◆ EXERCISE INSTRUCTIONS
Would you please write out each of the entries below exactly, omitting pictures?

BEGIN GIVEN INFORMATION

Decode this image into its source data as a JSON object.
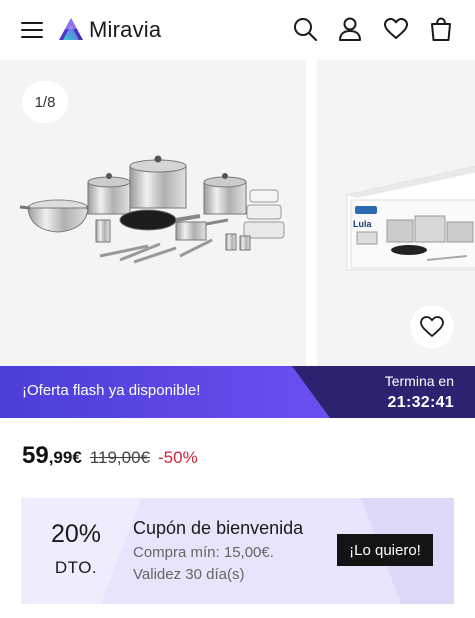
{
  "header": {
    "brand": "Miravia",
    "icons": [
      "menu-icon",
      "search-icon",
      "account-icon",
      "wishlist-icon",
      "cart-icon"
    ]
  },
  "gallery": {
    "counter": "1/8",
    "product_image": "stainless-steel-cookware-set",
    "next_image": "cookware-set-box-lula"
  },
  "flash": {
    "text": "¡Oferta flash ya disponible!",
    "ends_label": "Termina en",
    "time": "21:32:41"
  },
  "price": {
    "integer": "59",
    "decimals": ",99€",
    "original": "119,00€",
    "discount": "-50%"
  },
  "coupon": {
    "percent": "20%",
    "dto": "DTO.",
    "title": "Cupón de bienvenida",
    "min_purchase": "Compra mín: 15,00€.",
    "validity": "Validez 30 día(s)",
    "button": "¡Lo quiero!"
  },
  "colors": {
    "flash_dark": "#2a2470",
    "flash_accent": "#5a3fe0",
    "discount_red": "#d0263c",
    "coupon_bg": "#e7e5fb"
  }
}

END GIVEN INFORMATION

◆ OUTPUT FOR THIS TASK
Decode this image into its source data as a JSON object.
{
  "header": {
    "brand": "Miravia",
    "icons": [
      "menu-icon",
      "search-icon",
      "account-icon",
      "wishlist-icon",
      "cart-icon"
    ]
  },
  "gallery": {
    "counter": "1/8",
    "product_image": "stainless-steel-cookware-set",
    "next_image": "cookware-set-box-lula"
  },
  "flash": {
    "text": "¡Oferta flash ya disponible!",
    "ends_label": "Termina en",
    "time": "21:32:41"
  },
  "price": {
    "integer": "59",
    "decimals": ",99€",
    "original": "119,00€",
    "discount": "-50%"
  },
  "coupon": {
    "percent": "20%",
    "dto": "DTO.",
    "title": "Cupón de bienvenida",
    "min_purchase": "Compra mín: 15,00€.",
    "validity": "Validez 30 día(s)",
    "button": "¡Lo quiero!"
  },
  "colors": {
    "flash_dark": "#2a2470",
    "flash_accent": "#5a3fe0",
    "discount_red": "#d0263c",
    "coupon_bg": "#e7e5fb"
  }
}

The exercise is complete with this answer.